Saturday, February 22, 2014

Some Butterflies@Lower Peirce Reservoir Park

After an early lunch at the Casuarina Road Prata shop on a Saturday (25 Jan) morning, my plan of heading to Upper Seleter Reservoir Park was dashed by the bad service of  bus 138 (two buses refused to stop for me). I decided to drop by Lower Peirce Reservoir Park for my weekly butterfly photography outing.

This damselfly showing an elegant perch on some leaves was spotted at a quiet corner of the reservoir edge.  I have no idea what species this is.
Strolling leisurely on the boardwalk, I noticed a Burmese Lascar (Lasippa heliodore dorelia) sailing and gliding past me. When it settled down, I managed to snap a quick shot.
A skipper was zipping around with high speeds. But on a very quiet day, I decided to wait and observe carefully where it would stop at. I was lucky to be able to spot it again and take a few quick shots. This brown skipper turned out to be the Pugnacious Lancer (Pemara pugnans).
A rather pristine male Archduke (Lexias pardalis dirteana) gave me an opportunity to increase my camera's shutter count - my last shot of the day.

Friday, February 14, 2014

Visiting Mount Faber Park Again - After A Long Time

It has been more than 2 years since my last visit to Mount Faber Park. On 18 Jan, after an early lunch at Seam Im Food Centre, it was only sensible for me to walk leisurely up to the Mount Faber Park via Marang Trail.

Only some hikers walked past me on a rather quiet morning along the trail. For a long period of time, I was alone hunting for critters. At last, a small orange skipper rested on a leaf of the Hairy Clidemia. It looks like a Lesser Dart (Potanthus omaha omaha).
I was loitering around the Merlion statue amongst many tourists, not shooting anything but enjoying the cold breeze, the panoramic view of the sea and the southern islands afar. Finally, this male Great Eggfly (Hypolimnas bolina bolina) succumbed to the cooling effect of the breeze and  hid beneath a leaf.
Along my way to a rather secluded high ground where some of us liked to station there during our many past outings, I bumped into this skittish female Malayan Plum Judy (Abisara saturata kausambiodes).   
I spent more than 30 minutes resting and waiting for butterflies to appear at this particular spot. My first visitor was this Large Dart (Potanthus sarina) which landed on some ferns.
A female Scarlet Flash (Rapala dieneces dieneces)  was changing her perch frequently. With some luck and patience, I finally managed to snap a few instinctive shots.
It seems that the Transparent Six-line Blue (Nacaduba kurava nemana) is a permanent resident of the Mount Faber Park.
Luck and being observant usually play a big part in spotting small butterflies especially skippers in the Coeliadinae subfamily as they have the habit of hiding under foliage. This cute and chubby-looking Orange Awlet (Burara harisa consobrina) was spotted taking a short nap along the Marang Trail while I came down from the hill top.  
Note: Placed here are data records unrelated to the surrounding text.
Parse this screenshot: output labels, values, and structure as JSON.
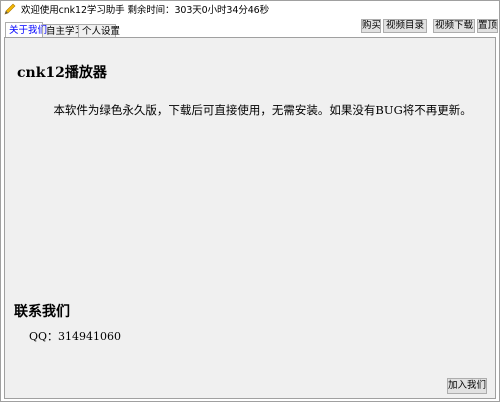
{
  "window": {
    "title": "欢迎使用cnk12学习助手 剩余时间：303天0小时34分46秒"
  },
  "tabs": [
    {
      "label": "关于我们",
      "active": true
    },
    {
      "label": "自主学习",
      "active": false
    },
    {
      "label": "个人设置",
      "active": false
    }
  ],
  "toolbar": {
    "buy_label": "购买",
    "video_catalog_label": "视频目录",
    "video_download_label": "视频下载",
    "fourth_label": "置顶"
  },
  "about": {
    "app_heading": "cnk12播放器",
    "description": "本软件为绿色永久版，下载后可直接使用，无需安装。如果没有BUG将不再更新。",
    "contact_heading": "联系我们",
    "qq": "QQ：314941060",
    "join_label": "加入我们"
  },
  "colors": {
    "active_tab_text": "#0000ff",
    "panel_bg": "#f0f0f0",
    "button_bg": "#e1e1e1"
  }
}
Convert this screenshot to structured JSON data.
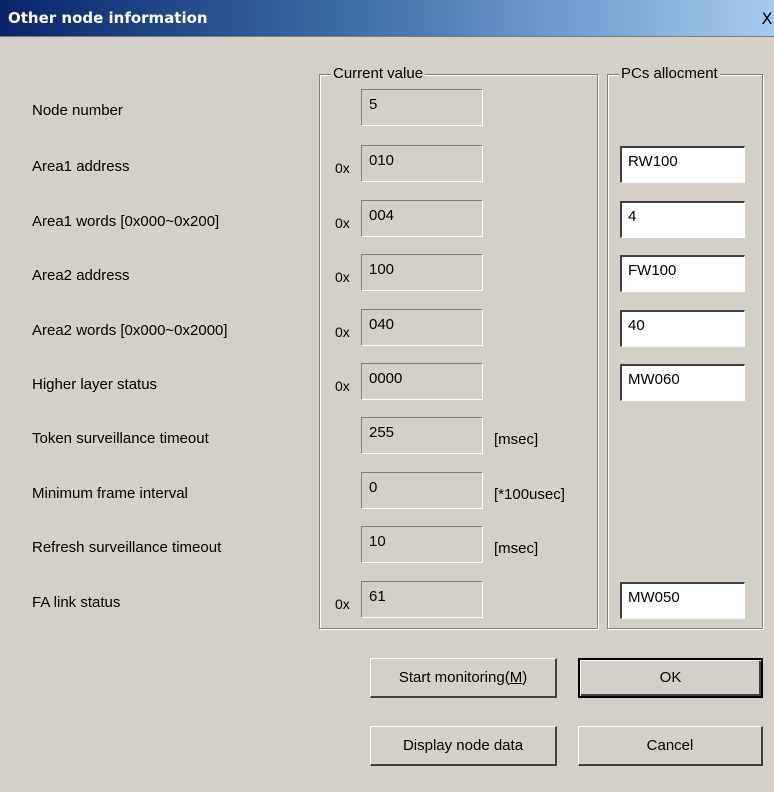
{
  "window": {
    "title": "Other node information",
    "close_glyph": "X"
  },
  "groups": {
    "current_value": "Current value",
    "pcs_allocment": "PCs allocment"
  },
  "rows": [
    {
      "label": "Node number",
      "prefix": "",
      "value": "5",
      "unit": "",
      "alloc": null
    },
    {
      "label": "Area1 address",
      "prefix": "0x",
      "value": "010",
      "unit": "",
      "alloc": "RW100"
    },
    {
      "label": "Area1 words [0x000~0x200]",
      "prefix": "0x",
      "value": "004",
      "unit": "",
      "alloc": "4"
    },
    {
      "label": "Area2 address",
      "prefix": "0x",
      "value": "100",
      "unit": "",
      "alloc": "FW100"
    },
    {
      "label": "Area2 words [0x000~0x2000]",
      "prefix": "0x",
      "value": "040",
      "unit": "",
      "alloc": "40"
    },
    {
      "label": "Higher layer status",
      "prefix": "0x",
      "value": "0000",
      "unit": "",
      "alloc": "MW060"
    },
    {
      "label": "Token surveillance timeout",
      "prefix": "",
      "value": "255",
      "unit": "[msec]",
      "alloc": null
    },
    {
      "label": "Minimum frame interval",
      "prefix": "",
      "value": "0",
      "unit": "[*100usec]",
      "alloc": null
    },
    {
      "label": "Refresh surveillance timeout",
      "prefix": "",
      "value": "10",
      "unit": "[msec]",
      "alloc": null
    },
    {
      "label": "FA link status",
      "prefix": "0x",
      "value": "61",
      "unit": "",
      "alloc": "MW050"
    }
  ],
  "buttons": {
    "start_monitoring_prefix": "Start monitoring(",
    "start_monitoring_mnemonic": "M",
    "start_monitoring_suffix": ")",
    "ok": "OK",
    "display_node_data": "Display node data",
    "cancel": "Cancel"
  }
}
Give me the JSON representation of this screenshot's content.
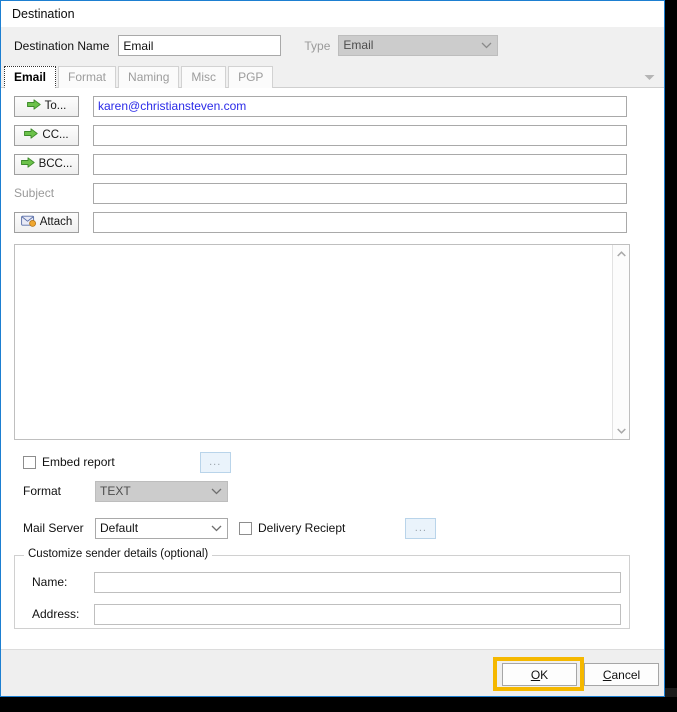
{
  "window": {
    "title": "Destination"
  },
  "header": {
    "destination_name_label": "Destination Name",
    "destination_name_value": "Email",
    "destination_name_placeholder": "",
    "type_label": "Type",
    "type_value": "Email"
  },
  "tabs": [
    {
      "label": "Email",
      "active": true
    },
    {
      "label": "Format",
      "active": false
    },
    {
      "label": "Naming",
      "active": false
    },
    {
      "label": "Misc",
      "active": false
    },
    {
      "label": "PGP",
      "active": false
    }
  ],
  "tab_overflow_icon": "chevron-down-icon",
  "email_tab": {
    "rows": [
      {
        "button_label": "To...",
        "icon": "green-arrow-icon",
        "value": "karen@christiansteven.com",
        "is_button": true
      },
      {
        "button_label": "CC...",
        "icon": "green-arrow-icon",
        "value": "",
        "is_button": true
      },
      {
        "button_label": "BCC...",
        "icon": "green-arrow-icon",
        "value": "",
        "is_button": true
      },
      {
        "button_label": "Subject",
        "icon": "",
        "value": "",
        "is_button": false
      },
      {
        "button_label": "Attach",
        "icon": "envelope-icon",
        "value": "",
        "is_button": true
      }
    ],
    "message_body_value": "",
    "scrollbar": {
      "up_icon": "chevron-up-icon",
      "down_icon": "chevron-down-icon"
    },
    "embed_report": {
      "label": "Embed report",
      "checked": false,
      "browse_label": "..."
    },
    "format": {
      "label": "Format",
      "value": "TEXT",
      "disabled": true
    },
    "mail_server": {
      "label": "Mail Server",
      "value": "Default",
      "disabled": false
    },
    "delivery_receipt": {
      "label": "Delivery Reciept",
      "checked": false,
      "browse_label": "..."
    },
    "sender_group": {
      "title": "Customize sender details (optional)",
      "name_label": "Name:",
      "name_value": "",
      "address_label": "Address:",
      "address_value": ""
    }
  },
  "footer": {
    "ok_mnemonic": "O",
    "ok_rest": "K",
    "cancel_mnemonic": "C",
    "cancel_rest": "ancel"
  },
  "annotation": {
    "highlight_color": "#f5b800",
    "highlight_target": "ok-button"
  },
  "colors": {
    "dialog_border": "#1d7fd1",
    "header_background": "#f0f0f0",
    "footer_background": "#efefef",
    "email_text": "#2a2ae8",
    "disabled_text": "#9a9a9a",
    "browse_button_fill": "#eaf3fb"
  }
}
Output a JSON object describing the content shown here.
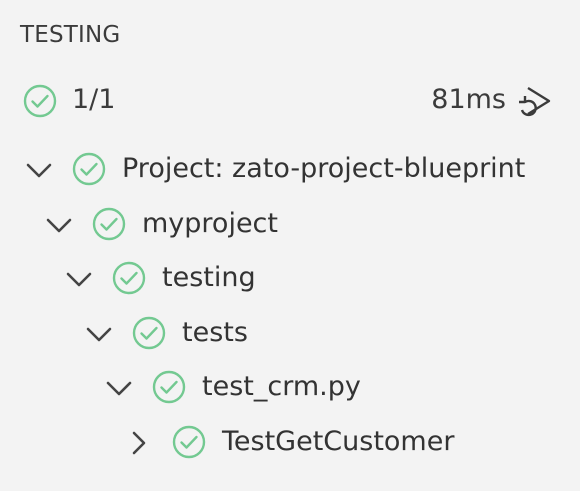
{
  "panel": {
    "title": "TESTING"
  },
  "summary": {
    "result": "1/1",
    "duration": "81ms",
    "status_icon": "pass-circle-icon",
    "rerun_icon": "rerun-icon"
  },
  "colors": {
    "pass": "#73c991",
    "text": "#333333",
    "chevron": "#444444",
    "background": "#f3f3f3"
  },
  "tree": [
    {
      "label": "Project: zato-project-blueprint",
      "expanded": true,
      "depth": 0
    },
    {
      "label": "myproject",
      "expanded": true,
      "depth": 1
    },
    {
      "label": "testing",
      "expanded": true,
      "depth": 2
    },
    {
      "label": "tests",
      "expanded": true,
      "depth": 3
    },
    {
      "label": "test_crm.py",
      "expanded": true,
      "depth": 4
    },
    {
      "label": "TestGetCustomer",
      "expanded": false,
      "depth": 5
    }
  ]
}
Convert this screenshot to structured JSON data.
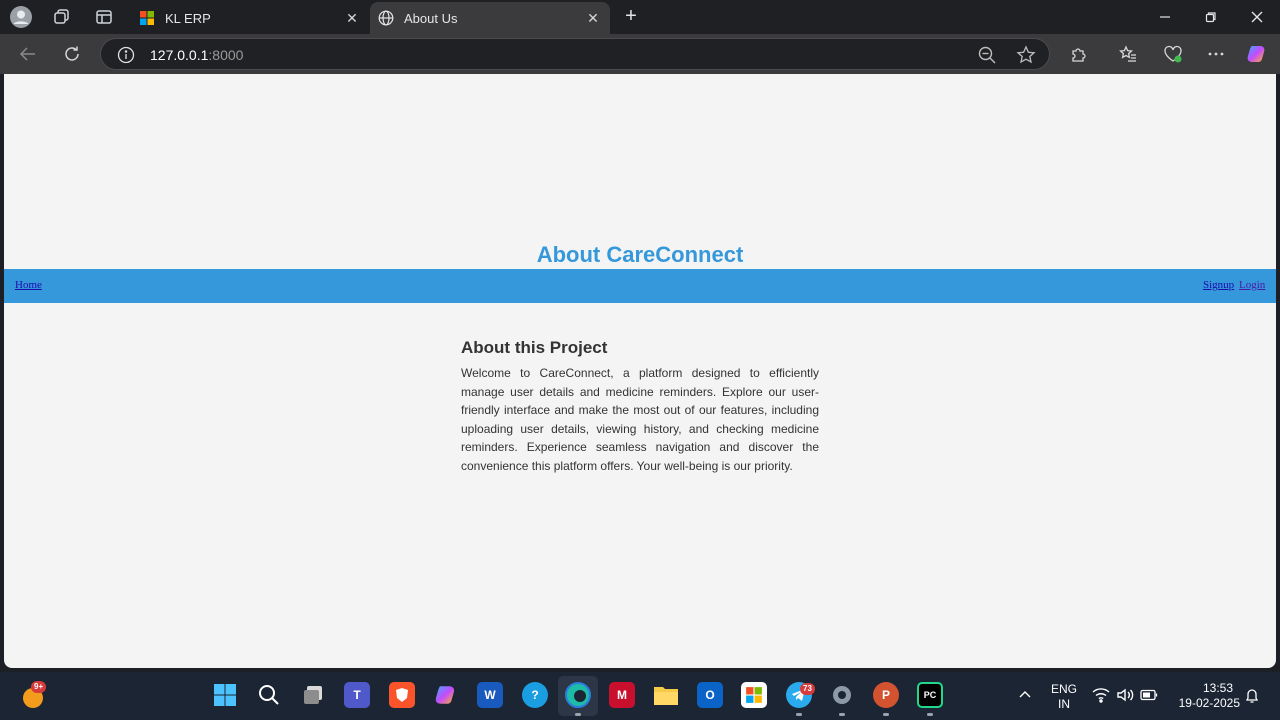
{
  "browser": {
    "tabs": [
      {
        "title": "KL ERP",
        "active": false,
        "favicon": "microsoft-grid-icon"
      },
      {
        "title": "About Us",
        "active": true,
        "favicon": "globe-icon"
      }
    ],
    "address": {
      "host": "127.0.0.1",
      "port": ":8000"
    }
  },
  "page": {
    "heading": "About CareConnect",
    "nav": {
      "home": "Home",
      "signup": "Signup",
      "login": "Login"
    },
    "section_title": "About this Project",
    "section_body": "Welcome to CareConnect, a platform designed to efficiently manage user details and medicine reminders. Explore our user-friendly interface and make the most out of our features, including uploading user details, viewing history, and checking medicine reminders. Experience seamless navigation and discover the convenience this platform offers. Your well-being is our priority."
  },
  "taskbar": {
    "widget_badge": "9+",
    "telegram_badge": "73",
    "pycharm_label": "PC",
    "language": {
      "line1": "ENG",
      "line2": "IN"
    },
    "time": "13:53",
    "date": "19-02-2025"
  },
  "colors": {
    "accent": "#3598db",
    "page_bg": "#f4f4f4",
    "text": "#333333"
  }
}
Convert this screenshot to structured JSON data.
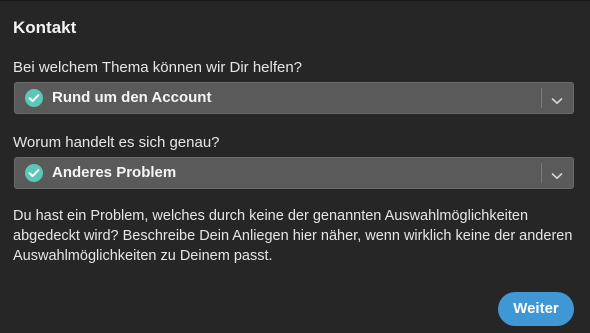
{
  "header": {
    "title": "Kontakt"
  },
  "topic": {
    "question": "Bei welchem Thema können wir Dir helfen?",
    "selected": "Rund um den Account"
  },
  "detail": {
    "question": "Worum handelt es sich genau?",
    "selected": "Anderes Problem"
  },
  "description": "Du hast ein Problem, welches durch keine der genannten Auswahlmöglichkeiten abgedeckt wird? Beschreibe Dein Anliegen hier näher, wenn wirklich keine der anderen Auswahlmöglichkeiten zu Deinem passt.",
  "actions": {
    "next_label": "Weiter"
  },
  "icons": {
    "selected_indicator": "check-circle-icon",
    "dropdown_arrow": "chevron-down-icon"
  },
  "colors": {
    "panel_bg": "#262626",
    "select_bg": "#5a5a5a",
    "check": "#5bc7b4",
    "accent": "#3f97d3"
  }
}
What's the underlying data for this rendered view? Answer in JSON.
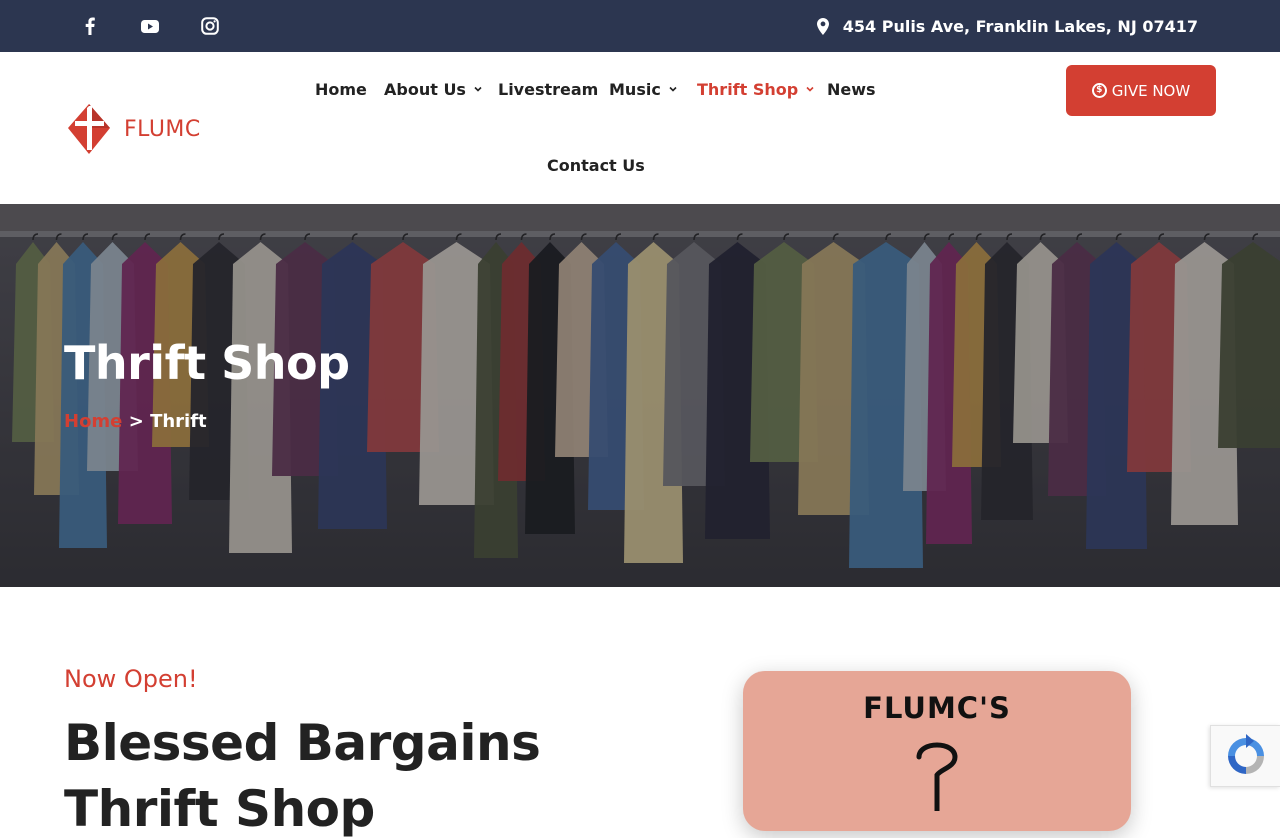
{
  "topbar": {
    "social": [
      {
        "icon": "facebook-icon"
      },
      {
        "icon": "youtube-icon"
      },
      {
        "icon": "instagram-icon"
      }
    ],
    "address": "454 Pulis Ave, Franklin Lakes, NJ 07417",
    "colors": {
      "background": "#2c3650",
      "text": "#ffffff"
    }
  },
  "header": {
    "logo_text": "FLUMC",
    "nav": [
      {
        "label": "Home",
        "dropdown": false,
        "active": false
      },
      {
        "label": "About Us",
        "dropdown": true,
        "active": false
      },
      {
        "label": "Livestream",
        "dropdown": false,
        "active": false
      },
      {
        "label": "Music",
        "dropdown": true,
        "active": false
      },
      {
        "label": "Thrift Shop",
        "dropdown": true,
        "active": true
      },
      {
        "label": "News",
        "dropdown": false,
        "active": false
      },
      {
        "label": "Contact Us",
        "dropdown": false,
        "active": false
      }
    ],
    "give_button": "GIVE NOW",
    "colors": {
      "accent": "#d33f32",
      "nav_text": "#222222"
    }
  },
  "hero": {
    "title": "Thrift Shop",
    "breadcrumb": {
      "home": "Home",
      "separator": ">",
      "current": "Thrift"
    }
  },
  "content": {
    "kicker": "Now Open!",
    "headline_line1": "Blessed Bargains",
    "headline_line2": "Thrift Shop",
    "card": {
      "title": "FLUMC'S",
      "background": "#e6a696"
    }
  }
}
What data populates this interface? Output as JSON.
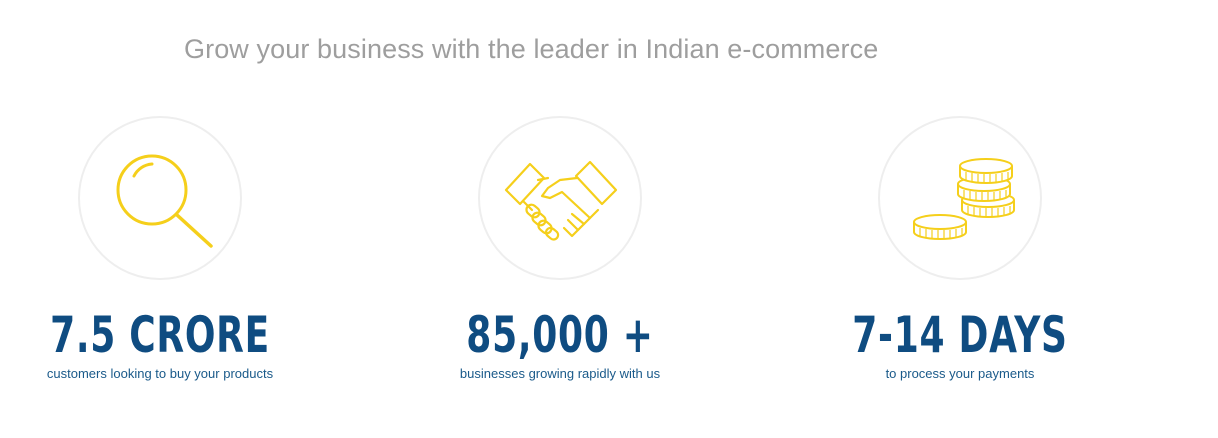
{
  "headline": "Grow your business with the leader in Indian e-commerce",
  "colors": {
    "icon": "#f5cf1b",
    "value": "#0f4c81",
    "label": "#1a5a8a",
    "headline": "#9e9e9e",
    "circle_border": "#eeeeee"
  },
  "stats": [
    {
      "icon": "magnifying-glass-icon",
      "value": "7.5 CRORE",
      "label": "customers looking to buy your products"
    },
    {
      "icon": "handshake-icon",
      "value": "85,000 +",
      "label": "businesses growing rapidly with us"
    },
    {
      "icon": "coins-icon",
      "value": "7-14 DAYS",
      "label": "to process your payments"
    }
  ]
}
Saturday, February 8, 2014

Rare Dragonflies and Fallen Trees

It was a long trekking deep into the forest on 11 Jan 2014. I started at Old Upper Thomson Road and walked along  a forest trail that would lead me to the Upper Peirce Reservoir.

My very first shot of the morning was this Ultra Snowflat (Tagiades Ultra) at the entrance to the trail.
The Flashwing damselfly is beautiful. There were quite a few of them sunbathing along a quiet forest trail. I am not sure if this is the Vestalis amethystina.
This is the Malay Viscount (Tanaecia pelea pelea ) feeding on a kind of fruit - not sure what it was and I wasn't able to get closer to it.
A Tree Flitter (Hyarotis adrastus praba) just appeared from nowhere when I was at the spot where I could not proceed any further. It kept changing its perch even it was feeding on the Common Snakeweed flowers. 
My first sighting of a Libellago species deep in the forest near a stream. It looks like the rare Libellago hyalina - am I correct ?
Another rare dragonfly was found nearby - again it was my sighting of the  Paragomphus capricornis if I had identified it correctly.
Another damselfly was shot at a low-light environment when I was on my way out  - what is this species ?
I would like to sound an alarm here as there are clear symptoms that our forest has been "falling sick". I encountered more than five fallen trees along the forest trail; let me just post two shots here.

More fallen trees would mean that very soon our forest undergrowths would be taken over by the fast and wild-growing ferns like this.
This "patient" needs a lot of attention now. We need suitable "medicine" to nurse this "patient" back to good health before it is too late.